Labor Day marks the last summer holiday where work turns to play.
Lake Havasu is a busy destination for travelers looking to cool down from the summer scorch.
When on the water, boaters could be unaware there is always someone watching over their safety. Partnering with the Lake Havasu Sherriff’s department, a group of volunteers from Civil Air Patrol are the eyes in the sky this holiday weekend.
C.A.P. is a national nonprofit auxiliary of the United States Air Force. Founded in 1941, the mission of C.A.P. is trifold: 1. Raise an awareness in aerospace education; 2. Provide a successful cadet program; and 3. Assist in emergency services.
Many senior members of the program are veterans, retired public service members, educators, mentors — all volunteer their time. The cadets are young adults ranging from 12 to 21 years old. Eager to learn by responsibility, grow through education, and give back with moral leadership and camaraderie.
Cadet Joseph Roehrick, 14, explains, “People my age are doing incredible things like surveying the lake.”
“I joined for the technology aspect,” adds Cadet Charlotte Upshaw, 13, “Right now, I am training on radio operations.”
This weekend, the team’s Operation Exercise (OPEX) was to join forces with the Sherriff’s Department to fly over concentrated areas of the lake (Bridgewater Channel, Topock Gorge, the “Sandbar”) to survey for any water vehicles in distress. The ground team also ran radio operations with log, flight monitoring systems and contact lines with the Sheriff’s department.
“We do this to serve the community and save people’s lives,” explained Lt. Col Larry Kendrick, Emergency Services Officer.
The backseat of an airborne Cessna 180 provides a different view of Lake Havasu City. The cuts of the roaring Colorado River have carved zig-zags into the mountains of the Topock Gorge, leaving endless coves for exploration. The deep blue-greens of the lake are shallowed by the raised sands of the Sandbar decorated with boats.
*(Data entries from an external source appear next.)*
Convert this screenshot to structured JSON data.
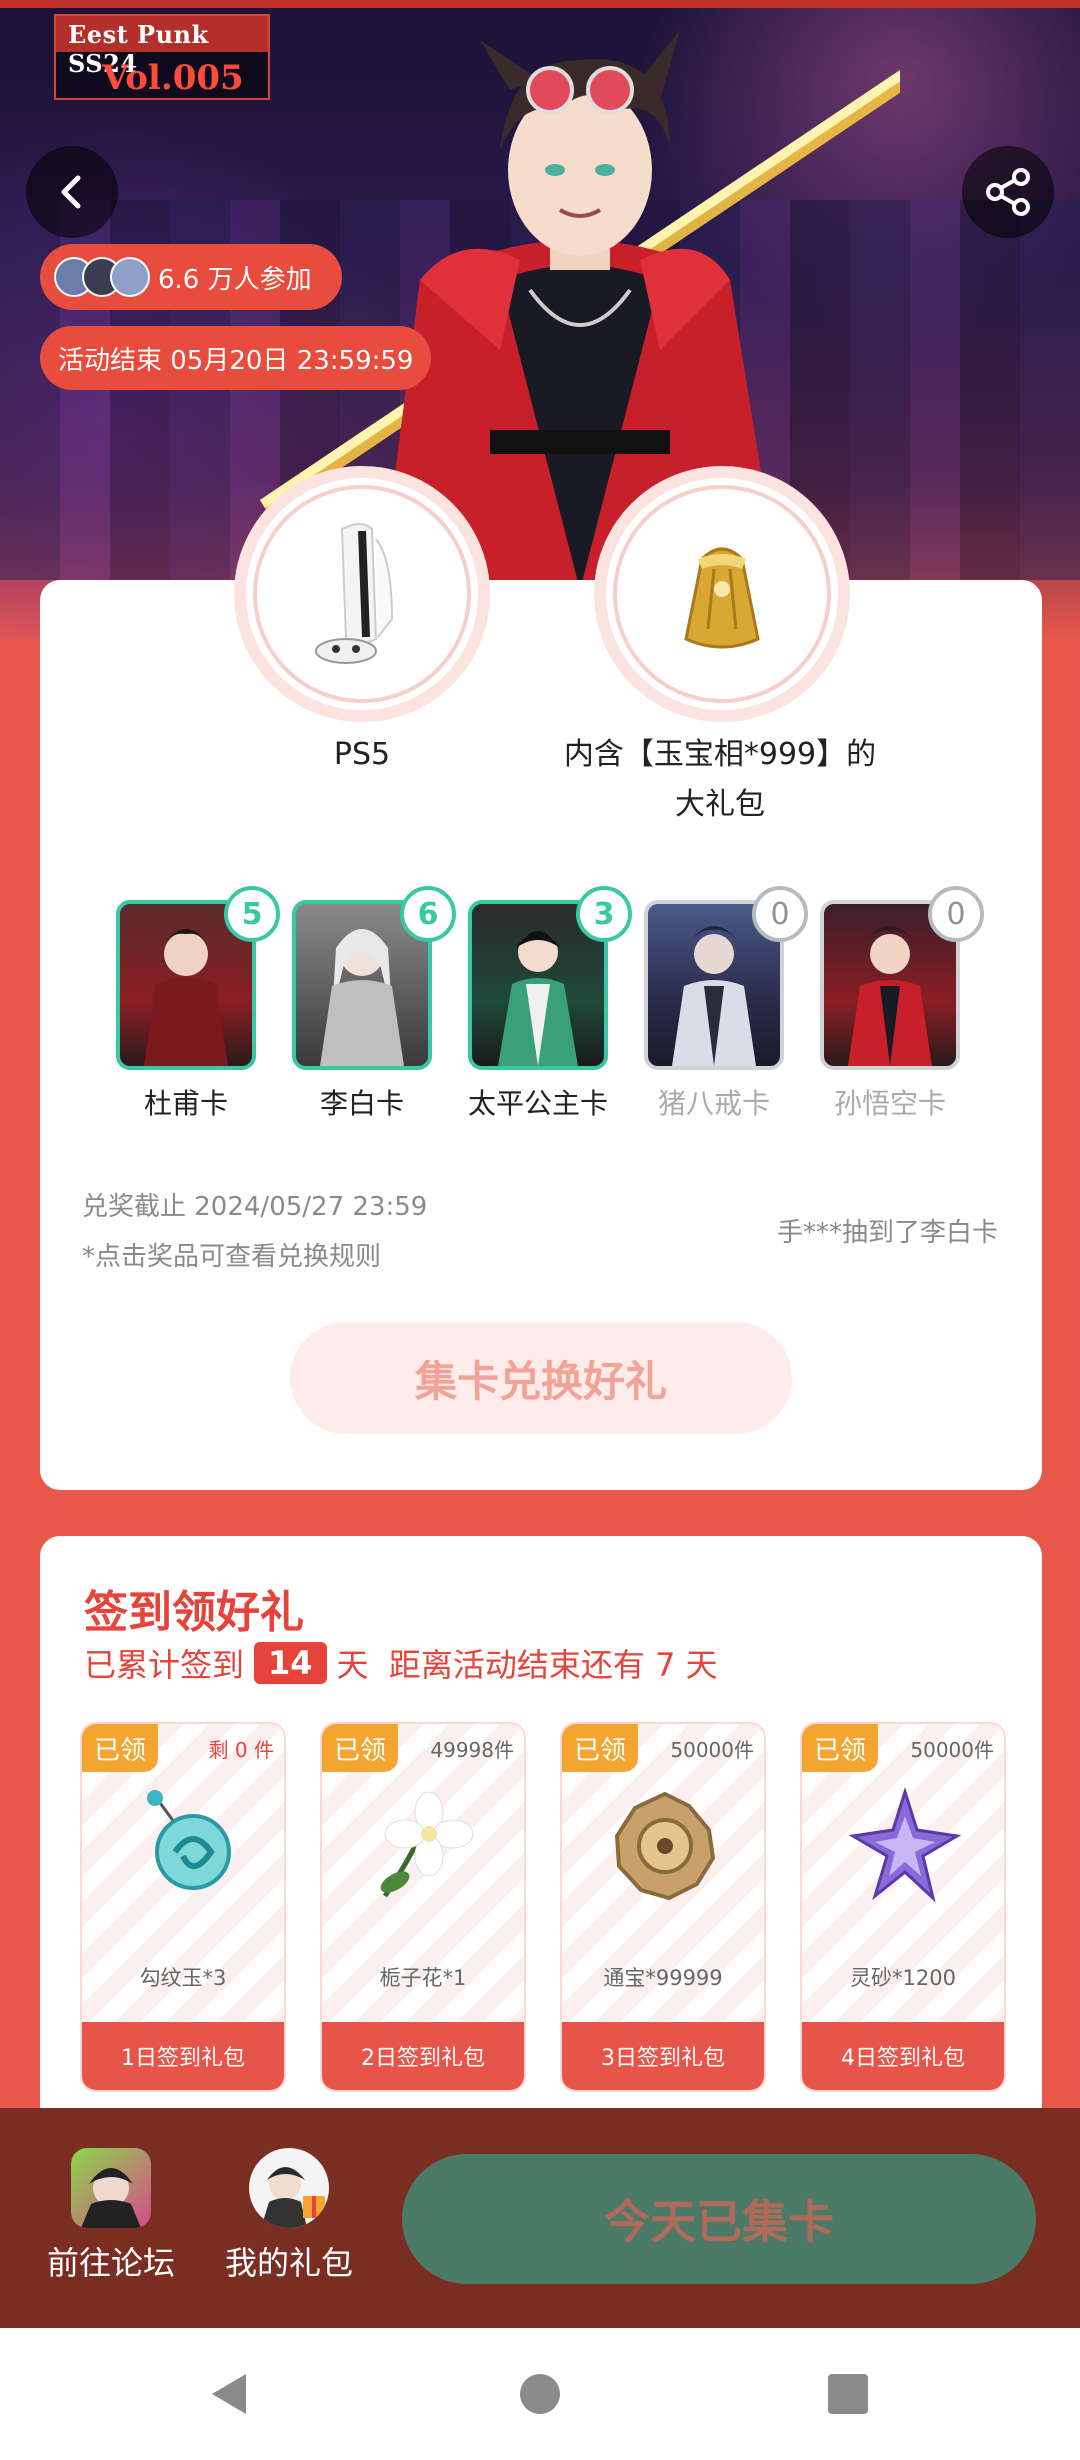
{
  "hero": {
    "badge_line1": "Eest Punk SS24",
    "badge_line2": "Vol.005",
    "participants_label": "6.6 万人参加",
    "countdown_label": "活动结束 05月20日 23:59:59"
  },
  "prizes": [
    {
      "label": "PS5"
    },
    {
      "label": "内含【玉宝相*999】的大礼包"
    }
  ],
  "collect_cards": [
    {
      "name": "杜甫卡",
      "count": "5",
      "owned": true
    },
    {
      "name": "李白卡",
      "count": "6",
      "owned": true
    },
    {
      "name": "太平公主卡",
      "count": "3",
      "owned": true
    },
    {
      "name": "猪八戒卡",
      "count": "0",
      "owned": false
    },
    {
      "name": "孙悟空卡",
      "count": "0",
      "owned": false
    }
  ],
  "redeem": {
    "deadline": "兑奖截止 2024/05/27 23:59",
    "rule_hint": "*点击奖品可查看兑换规则",
    "winner_ticker": "手***抽到了李白卡",
    "exchange_button": "集卡兑换好礼"
  },
  "signin": {
    "title": "签到领好礼",
    "stat_prefix": "已累计签到",
    "days": "14",
    "stat_suffix": "天  距离活动结束还有 7 天",
    "gifts": [
      {
        "tag": "已领",
        "stock": "剩 0 件",
        "name": "勾纹玉*3",
        "button": "1日签到礼包"
      },
      {
        "tag": "已领",
        "stock": "49998件",
        "name": "栀子花*1",
        "button": "2日签到礼包"
      },
      {
        "tag": "已领",
        "stock": "50000件",
        "name": "通宝*99999",
        "button": "3日签到礼包"
      },
      {
        "tag": "已领",
        "stock": "50000件",
        "name": "灵砂*1200",
        "button": "4日签到礼包"
      }
    ]
  },
  "bottom_bar": {
    "forum_label": "前往论坛",
    "my_gifts_label": "我的礼包",
    "today_button": "今天已集卡"
  },
  "colors": {
    "accent": "#e6443a",
    "card_owned": "#38c9a3",
    "tag": "#f4a531",
    "bottom_bar": "#7a2e22",
    "today_button": "#4b7a67"
  }
}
The C.A.P. team in the soaring red, white and blue planes are diligently looking for any indication of distress.
Mike McCain, a pilot of 26 years, advises to those who wish to fly, “Just do it. If you can drive a stick shift car, you can fly a plane.”
Randall “Mac” Mcarthur Belcher II explains, “It is amazing the amount of positions people can join and be properly trained to do.” These areas include medical, technology, engineering and on-ground/in-flight search and rescue.
London Bridge Composite Squadron 501 currently has 14 active cadets who meet every Tuesday at the Lake Havasu City Municipal Airport from 6:30 to 8:30 p.m. Led by Major Rey De Leon, London Bridge Composite squadron commander, meetings are open to the public and anyone interested is encouraged to stop in.
For more information, please contact http://caplhc.webstarts.com/about_cap.html.
Feature Photo: A view of the Bridge Water Channel from the air on Labor Day Weekend. Grace Usher/RiverScene